== Records from a data collection ==
[Start of section]

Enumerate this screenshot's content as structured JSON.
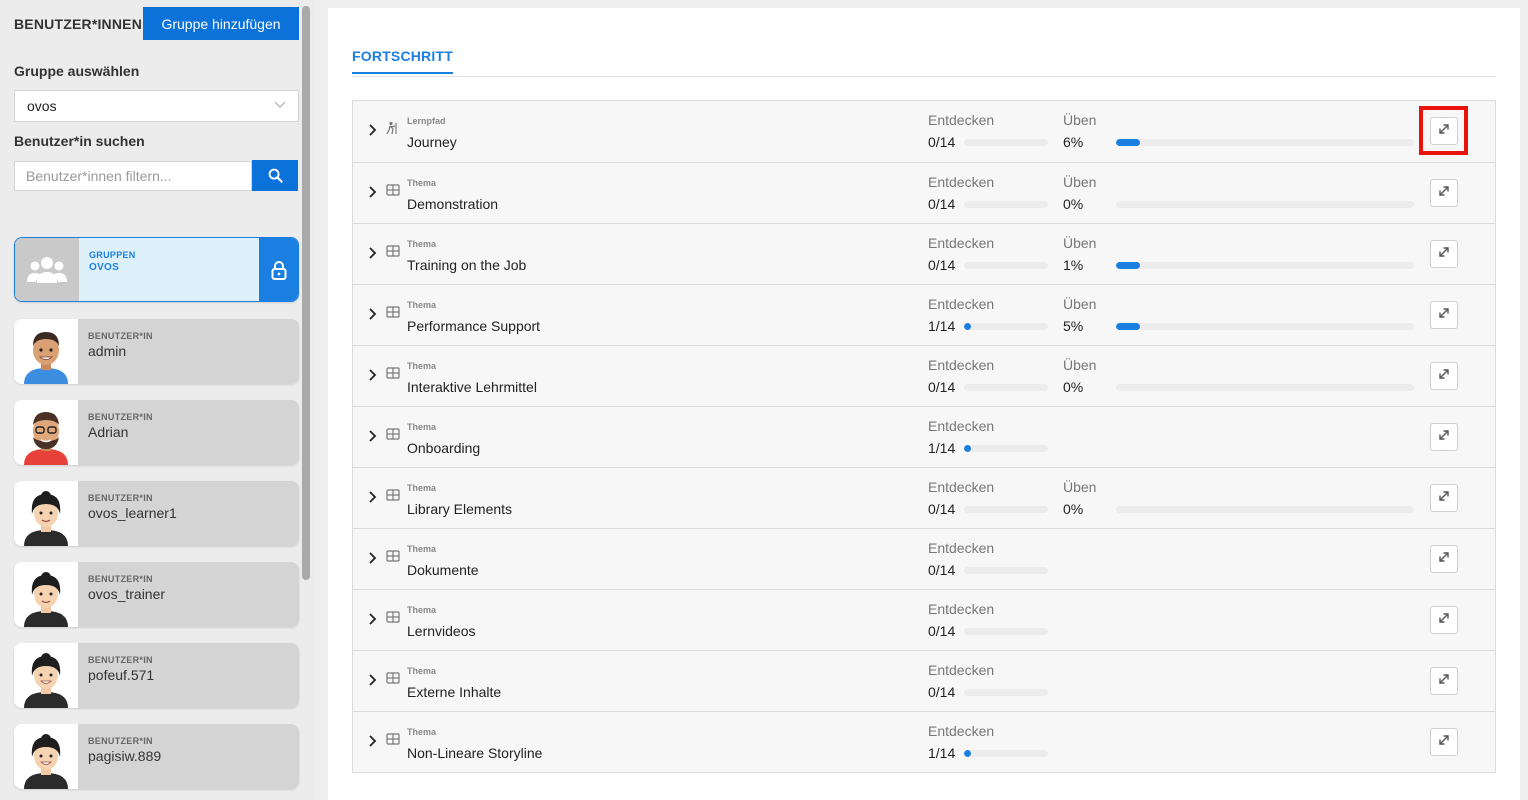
{
  "sidebar": {
    "title": "BENUTZER*INNEN",
    "add_group_label": "Gruppe hinzufügen",
    "select_group_label": "Gruppe auswählen",
    "selected_group": "ovos",
    "search_label": "Benutzer*in suchen",
    "search_placeholder": "Benutzer*innen filtern...",
    "group_card": {
      "kind": "GRUPPEN",
      "name": "OVOS"
    },
    "users": [
      {
        "kind": "BENUTZER*IN",
        "name": "admin"
      },
      {
        "kind": "BENUTZER*IN",
        "name": "Adrian"
      },
      {
        "kind": "BENUTZER*IN",
        "name": "ovos_learner1"
      },
      {
        "kind": "BENUTZER*IN",
        "name": "ovos_trainer"
      },
      {
        "kind": "BENUTZER*IN",
        "name": "pofeuf.571"
      },
      {
        "kind": "BENUTZER*IN",
        "name": "pagisiw.889"
      }
    ]
  },
  "main": {
    "tab_label": "FORTSCHRITT",
    "discover_label": "Entdecken",
    "practice_label": "Üben",
    "rows": [
      {
        "kind": "Lernpfad",
        "title": "Journey",
        "icon": "learning-path-icon",
        "discover": "0/14",
        "discover_fraction": 0.0,
        "practice": "6%",
        "practice_fraction": 0.06
      },
      {
        "kind": "Thema",
        "title": "Demonstration",
        "icon": "grid-icon",
        "discover": "0/14",
        "discover_fraction": 0.0,
        "practice": "0%",
        "practice_fraction": 0.0
      },
      {
        "kind": "Thema",
        "title": "Training on the Job",
        "icon": "grid-icon",
        "discover": "0/14",
        "discover_fraction": 0.0,
        "practice": "1%",
        "practice_fraction": 0.01
      },
      {
        "kind": "Thema",
        "title": "Performance Support",
        "icon": "grid-icon",
        "discover": "1/14",
        "discover_fraction": 0.0714,
        "practice": "5%",
        "practice_fraction": 0.05
      },
      {
        "kind": "Thema",
        "title": "Interaktive Lehrmittel",
        "icon": "grid-icon",
        "discover": "0/14",
        "discover_fraction": 0.0,
        "practice": "0%",
        "practice_fraction": 0.0
      },
      {
        "kind": "Thema",
        "title": "Onboarding",
        "icon": "grid-icon",
        "discover": "1/14",
        "discover_fraction": 0.0714
      },
      {
        "kind": "Thema",
        "title": "Library Elements",
        "icon": "grid-icon",
        "discover": "0/14",
        "discover_fraction": 0.0,
        "practice": "0%",
        "practice_fraction": 0.0
      },
      {
        "kind": "Thema",
        "title": "Dokumente",
        "icon": "grid-icon",
        "discover": "0/14",
        "discover_fraction": 0.0
      },
      {
        "kind": "Thema",
        "title": "Lernvideos",
        "icon": "grid-icon",
        "discover": "0/14",
        "discover_fraction": 0.0
      },
      {
        "kind": "Thema",
        "title": "Externe Inhalte",
        "icon": "grid-icon",
        "discover": "0/14",
        "discover_fraction": 0.0
      },
      {
        "kind": "Thema",
        "title": "Non-Lineare Storyline",
        "icon": "grid-icon",
        "discover": "1/14",
        "discover_fraction": 0.0714
      }
    ]
  },
  "colors": {
    "accent": "#1a7fe0",
    "button": "#0a72d8",
    "highlight": "#e8130c"
  }
}
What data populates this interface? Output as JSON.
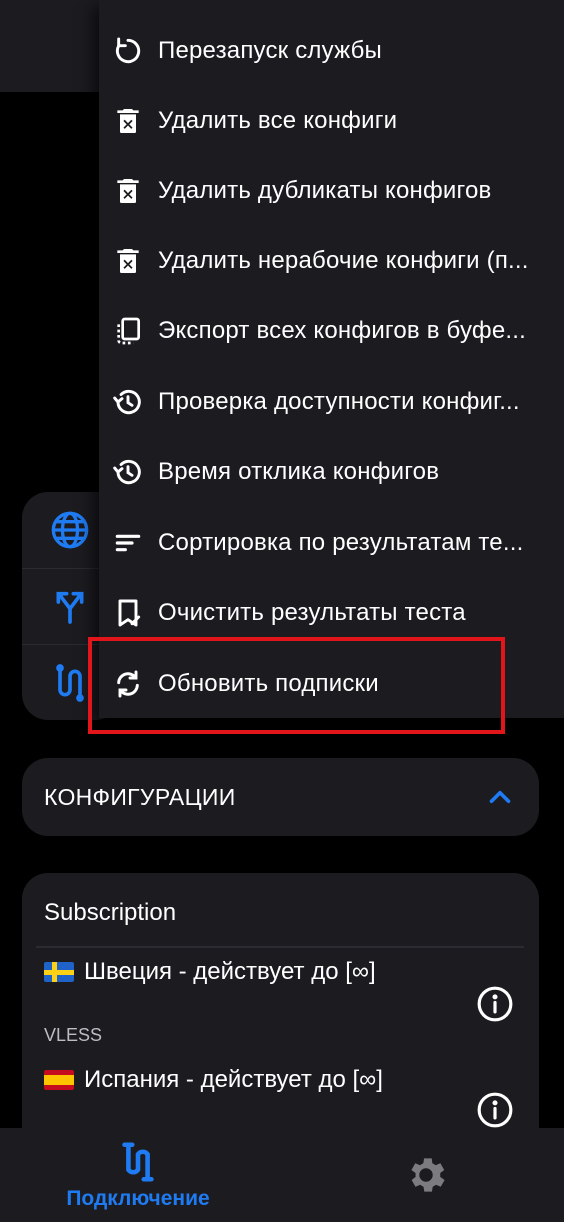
{
  "menu": {
    "items": [
      {
        "label": "Перезапуск службы",
        "icon": "restart-icon"
      },
      {
        "label": "Удалить все конфиги",
        "icon": "delete-icon"
      },
      {
        "label": "Удалить дубликаты конфигов",
        "icon": "delete-icon"
      },
      {
        "label": "Удалить нерабочие конфиги (п...",
        "icon": "delete-icon"
      },
      {
        "label": "Экспорт всех конфигов в буфе...",
        "icon": "clipboard-icon"
      },
      {
        "label": "Проверка доступности конфиг...",
        "icon": "history-icon"
      },
      {
        "label": "Время отклика конфигов",
        "icon": "history-icon"
      },
      {
        "label": "Сортировка по результатам те...",
        "icon": "sort-icon"
      },
      {
        "label": "Очистить результаты теста",
        "icon": "bookmark-remove-icon"
      },
      {
        "label": "Обновить подписки",
        "icon": "sync-icon"
      }
    ],
    "highlighted_item": "Обновить подписки"
  },
  "quick_actions": [
    {
      "icon": "globe-icon"
    },
    {
      "icon": "split-route-icon"
    },
    {
      "icon": "routing-icon"
    }
  ],
  "configs_section": {
    "title": "КОНФИГУРАЦИИ",
    "expanded": true
  },
  "subscription": {
    "title": "Subscription",
    "servers": [
      {
        "flag": "sweden",
        "name": "Швеция - действует до [∞]",
        "protocol": ""
      },
      {
        "flag": "spain",
        "name": "Испания - действует до [∞]",
        "protocol": "VLESS"
      }
    ]
  },
  "bottom_nav": {
    "connect_label": "Подключение",
    "active": "connect"
  },
  "colors": {
    "accent": "#1f7bf2",
    "surface": "#1c1b20",
    "background": "#000000",
    "highlight": "#e2161a"
  }
}
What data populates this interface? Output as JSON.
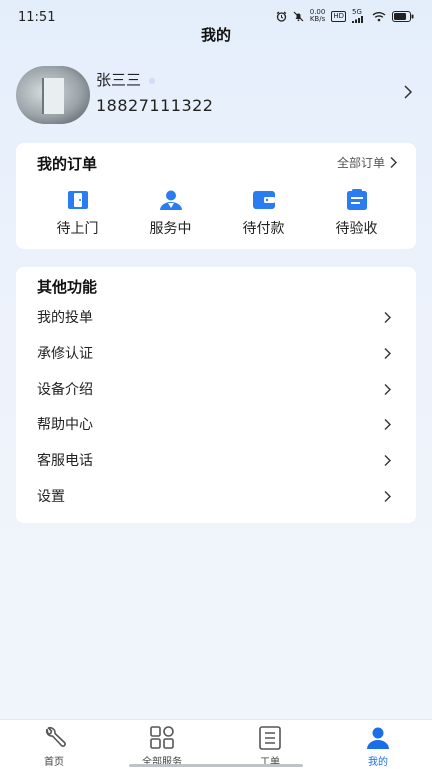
{
  "status_bar": {
    "time": "11:51",
    "net_speed_value": "0.00",
    "net_speed_unit": "KB/s",
    "hd_label": "HD",
    "signal_label": "5G"
  },
  "header": {
    "title": "我的"
  },
  "profile": {
    "name": "张三三",
    "phone": "18827111322"
  },
  "orders": {
    "title": "我的订单",
    "all_label": "全部订单",
    "items": [
      {
        "label": "待上门",
        "icon": "door-icon"
      },
      {
        "label": "服务中",
        "icon": "person-icon"
      },
      {
        "label": "待付款",
        "icon": "wallet-icon"
      },
      {
        "label": "待验收",
        "icon": "clipboard-icon"
      }
    ]
  },
  "features": {
    "title": "其他功能",
    "items": [
      {
        "label": "我的投单"
      },
      {
        "label": "承修认证"
      },
      {
        "label": "设备介绍"
      },
      {
        "label": "帮助中心"
      },
      {
        "label": "客服电话"
      },
      {
        "label": "设置"
      }
    ]
  },
  "tabbar": {
    "items": [
      {
        "label": "首页",
        "icon": "wrench-icon"
      },
      {
        "label": "全部服务",
        "icon": "grid-icon"
      },
      {
        "label": "工单",
        "icon": "document-icon"
      },
      {
        "label": "我的",
        "icon": "profile-icon",
        "active": true
      }
    ]
  },
  "colors": {
    "accent": "#1c6ee6",
    "icon_blue": "#2a7df0"
  }
}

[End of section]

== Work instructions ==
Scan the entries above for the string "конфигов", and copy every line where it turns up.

== Solution for this task ==
        "label": "Удалить дубликаты конфигов",
        "label": "Экспорт всех конфигов в буфе...",
        "label": "Время отклика конфигов",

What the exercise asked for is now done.